Eating Chocolate Has An Unexpected Effect On A Man's Sex Life

Whether you're watching a particularly sultry advertisement on TV about chocolate or you've tried out the sex chocolates that are on the market (meant to enhance pleasure and naturally boost your sex drive), the association of chocolate as an aphrodisiac or food for sexual health goes back to pre-Columbian Mesoamerican times in central Mexico and the Mayan civilization. 

But does chocolate actually have an effect on someone's sex life? Does it go beyond the simple pleasure of just relishing the food? Turns out, consuming dark chocolate could indirectly help men out in the bedroom, and it all has to do with the unexpected effect dark chocolate has on your heart. Dark chocolate contains a significantly higher concentration of flavonoids when compared with milk chocolate, and flavonoids are thought to be one of the more beneficial dietary compounds to improve erectile dysfunction (ED), per a 2016 study in the American Journal of Clinical Nutrition. 

Researchers think flavonoids help by relaxing your arteries and promoting better blood flow throughout your body. For men, this means improved blood flow to their nether regions. Flavonoids also reduce blood pressure and cholesterol levels; high blood pressure and unhealthy cholesterol levels are associated with ED. What about the other claims about dark chocolate and your sex drive? 

Is dark chocolate an aphrodisiac?

Some claim that the high cocoa content in dark chocolate also means a higher concentration of the endorphin-boosting compound phenylethylamine. There is also a theory about how certain chemicals found in dark chocolate help slow down the metabolism of anandamide, an endogenous cannabinoid in your brain that works similar to how THC (the active ingredient in cannabis) does, boosting dopamine production. Dark chocolate contains trace elements of anandamide too, although this negligible amount is unlikely to have any effect on dopamine production. 

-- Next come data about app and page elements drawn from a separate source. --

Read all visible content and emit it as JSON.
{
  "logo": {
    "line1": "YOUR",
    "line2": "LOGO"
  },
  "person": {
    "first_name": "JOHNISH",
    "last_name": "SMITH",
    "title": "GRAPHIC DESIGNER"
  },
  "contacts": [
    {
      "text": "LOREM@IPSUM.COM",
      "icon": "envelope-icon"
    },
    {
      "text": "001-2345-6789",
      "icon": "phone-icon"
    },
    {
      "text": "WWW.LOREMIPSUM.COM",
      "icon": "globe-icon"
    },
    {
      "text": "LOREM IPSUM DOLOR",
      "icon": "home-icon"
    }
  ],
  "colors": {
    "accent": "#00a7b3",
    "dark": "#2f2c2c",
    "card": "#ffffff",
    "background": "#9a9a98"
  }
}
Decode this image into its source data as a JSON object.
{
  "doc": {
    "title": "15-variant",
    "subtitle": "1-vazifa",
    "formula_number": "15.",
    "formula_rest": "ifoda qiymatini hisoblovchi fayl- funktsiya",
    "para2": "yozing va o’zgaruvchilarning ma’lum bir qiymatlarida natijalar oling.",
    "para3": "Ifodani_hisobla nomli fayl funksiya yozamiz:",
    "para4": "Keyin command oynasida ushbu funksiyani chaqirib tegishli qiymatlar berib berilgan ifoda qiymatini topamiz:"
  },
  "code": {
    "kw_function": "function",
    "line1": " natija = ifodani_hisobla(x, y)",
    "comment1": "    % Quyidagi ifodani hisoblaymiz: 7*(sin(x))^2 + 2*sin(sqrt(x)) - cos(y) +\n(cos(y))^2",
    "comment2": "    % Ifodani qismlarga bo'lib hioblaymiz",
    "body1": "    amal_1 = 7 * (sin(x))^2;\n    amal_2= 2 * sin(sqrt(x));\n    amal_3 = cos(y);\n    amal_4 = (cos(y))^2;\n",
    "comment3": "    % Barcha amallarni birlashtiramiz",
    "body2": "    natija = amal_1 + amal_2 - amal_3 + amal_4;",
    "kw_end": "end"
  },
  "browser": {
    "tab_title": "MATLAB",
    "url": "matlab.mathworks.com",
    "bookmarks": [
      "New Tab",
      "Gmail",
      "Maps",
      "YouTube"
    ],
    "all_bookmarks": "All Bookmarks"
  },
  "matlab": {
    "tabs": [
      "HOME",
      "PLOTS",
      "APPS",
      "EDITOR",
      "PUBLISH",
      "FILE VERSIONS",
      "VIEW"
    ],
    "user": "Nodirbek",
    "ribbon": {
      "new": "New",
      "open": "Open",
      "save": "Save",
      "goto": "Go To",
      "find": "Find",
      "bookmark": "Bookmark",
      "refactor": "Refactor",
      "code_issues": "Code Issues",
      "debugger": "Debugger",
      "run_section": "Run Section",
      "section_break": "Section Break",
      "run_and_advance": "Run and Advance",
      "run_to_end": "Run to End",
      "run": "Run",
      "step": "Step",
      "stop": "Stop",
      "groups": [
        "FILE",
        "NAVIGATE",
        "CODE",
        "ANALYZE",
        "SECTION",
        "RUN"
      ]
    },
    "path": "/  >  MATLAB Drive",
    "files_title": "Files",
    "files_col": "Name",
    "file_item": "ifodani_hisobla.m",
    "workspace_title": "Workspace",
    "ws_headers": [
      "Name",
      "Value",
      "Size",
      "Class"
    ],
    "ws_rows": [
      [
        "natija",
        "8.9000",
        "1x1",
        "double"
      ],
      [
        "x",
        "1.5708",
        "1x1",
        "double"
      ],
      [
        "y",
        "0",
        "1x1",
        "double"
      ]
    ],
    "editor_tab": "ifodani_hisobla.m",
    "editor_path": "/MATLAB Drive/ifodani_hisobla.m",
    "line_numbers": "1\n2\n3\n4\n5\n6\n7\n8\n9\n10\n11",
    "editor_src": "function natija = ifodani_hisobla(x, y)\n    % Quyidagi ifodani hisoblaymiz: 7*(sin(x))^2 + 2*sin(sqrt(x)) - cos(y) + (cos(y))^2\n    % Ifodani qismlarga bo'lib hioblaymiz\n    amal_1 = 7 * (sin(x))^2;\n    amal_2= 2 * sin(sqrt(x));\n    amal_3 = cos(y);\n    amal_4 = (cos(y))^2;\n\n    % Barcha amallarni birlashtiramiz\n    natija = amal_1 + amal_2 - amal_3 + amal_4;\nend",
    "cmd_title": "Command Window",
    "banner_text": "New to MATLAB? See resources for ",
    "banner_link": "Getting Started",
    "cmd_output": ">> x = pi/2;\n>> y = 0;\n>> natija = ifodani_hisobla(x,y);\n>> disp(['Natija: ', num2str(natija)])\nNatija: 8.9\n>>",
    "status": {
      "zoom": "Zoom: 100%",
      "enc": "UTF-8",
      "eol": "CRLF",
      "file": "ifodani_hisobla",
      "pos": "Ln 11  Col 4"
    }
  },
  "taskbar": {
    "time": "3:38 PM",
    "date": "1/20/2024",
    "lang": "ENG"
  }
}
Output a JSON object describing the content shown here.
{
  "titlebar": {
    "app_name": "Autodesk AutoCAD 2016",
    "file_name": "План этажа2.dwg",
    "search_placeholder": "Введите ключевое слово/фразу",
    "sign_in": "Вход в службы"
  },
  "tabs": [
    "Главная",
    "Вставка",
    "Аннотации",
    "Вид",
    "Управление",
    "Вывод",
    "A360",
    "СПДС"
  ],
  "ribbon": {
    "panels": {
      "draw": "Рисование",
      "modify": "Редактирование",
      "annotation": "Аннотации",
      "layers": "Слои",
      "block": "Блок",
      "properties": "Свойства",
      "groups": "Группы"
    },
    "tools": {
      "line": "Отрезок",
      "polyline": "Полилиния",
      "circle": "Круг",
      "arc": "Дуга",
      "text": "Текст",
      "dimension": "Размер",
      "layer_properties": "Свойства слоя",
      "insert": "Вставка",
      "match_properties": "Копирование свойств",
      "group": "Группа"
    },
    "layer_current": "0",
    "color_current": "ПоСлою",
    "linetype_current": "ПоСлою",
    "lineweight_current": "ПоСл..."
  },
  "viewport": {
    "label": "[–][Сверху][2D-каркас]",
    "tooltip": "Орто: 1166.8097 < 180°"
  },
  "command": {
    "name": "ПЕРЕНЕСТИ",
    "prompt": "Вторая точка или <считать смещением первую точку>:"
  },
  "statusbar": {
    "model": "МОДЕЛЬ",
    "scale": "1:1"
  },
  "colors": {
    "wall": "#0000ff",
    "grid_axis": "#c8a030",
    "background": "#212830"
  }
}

Additionally, dark chocolate is thought to contain more theobromine than milk chocolate. Theobromine is considered a stimulant and could boost energy levels. More energy could mean longer-lasting activity in the bedroom for men. 

Another way in which dark chocolate could help improve low sex drive in men also has to do with dark chocolate's unexpected link with depression. Dark chocolate contains a good amount of the serotonin-boosting amino acid tryptophan, and when your brain is producing more serotonin, you might be in a better mood and even experience sexual desire. According to licensed psychotherapist, cognitive neuroscientist, and certified sex therapist Nan Wise (via Well+Good), there isn't solid scientific proof to back the sexual arousal effects of dark chocolate; however, the mood-boosting effect could lead to enhanced intimacy. "The most important sex organ is your brain," explained the expert. If your brain is happy and relaxed, your body might be more inclined to engage in sex too. 

Consuming dark chocolate for better sex: Things to think about

Not all chocolates are made alike. This is where the debate between dark chocolate and milk chocolate comes in. Since dark chocolate contains a higher concentration of cocoa, it is also thought to have more flavanols (a subclass of flavonoids), along with other nutrients like fiber, vitamins, iron, zinc, and magnesium. It's also lower in sugar and fat than milk chocolate.

That being said, there is some concern over just how much of its healthy nutrients, namely polyphenols and flavonoids, are lost during the manufacturing process. There are also data from Consumer Reports that highlight concerning levels of heavy metals, specifically cadmium and lead, in popular brands of dark chocolate. Consistent exposure to these heavy metals could lead to nervous system issues, hypertension, immune system malfunction, kidney damage, and reproductive issues.

What needs to be highlighted here is that if you're thinking about adding dark chocolate to your diet for its supposed benefits to your sex life, go for the kinds that contain 70% to 80% or higher cocoa concentrations, and research the manufacturing process if possible. Also, even though it's healthier than milk chocolate, dark chocolate still contains sugar and fat and can be a high-calorie food, so overconsumption of the treat is not recommended. Moderation is key. If your problems in the bedroom are being caused by underlying health conditions like high blood pressure and diabetes, seek the advice of a healthcare provider before turning to treats like chocolates.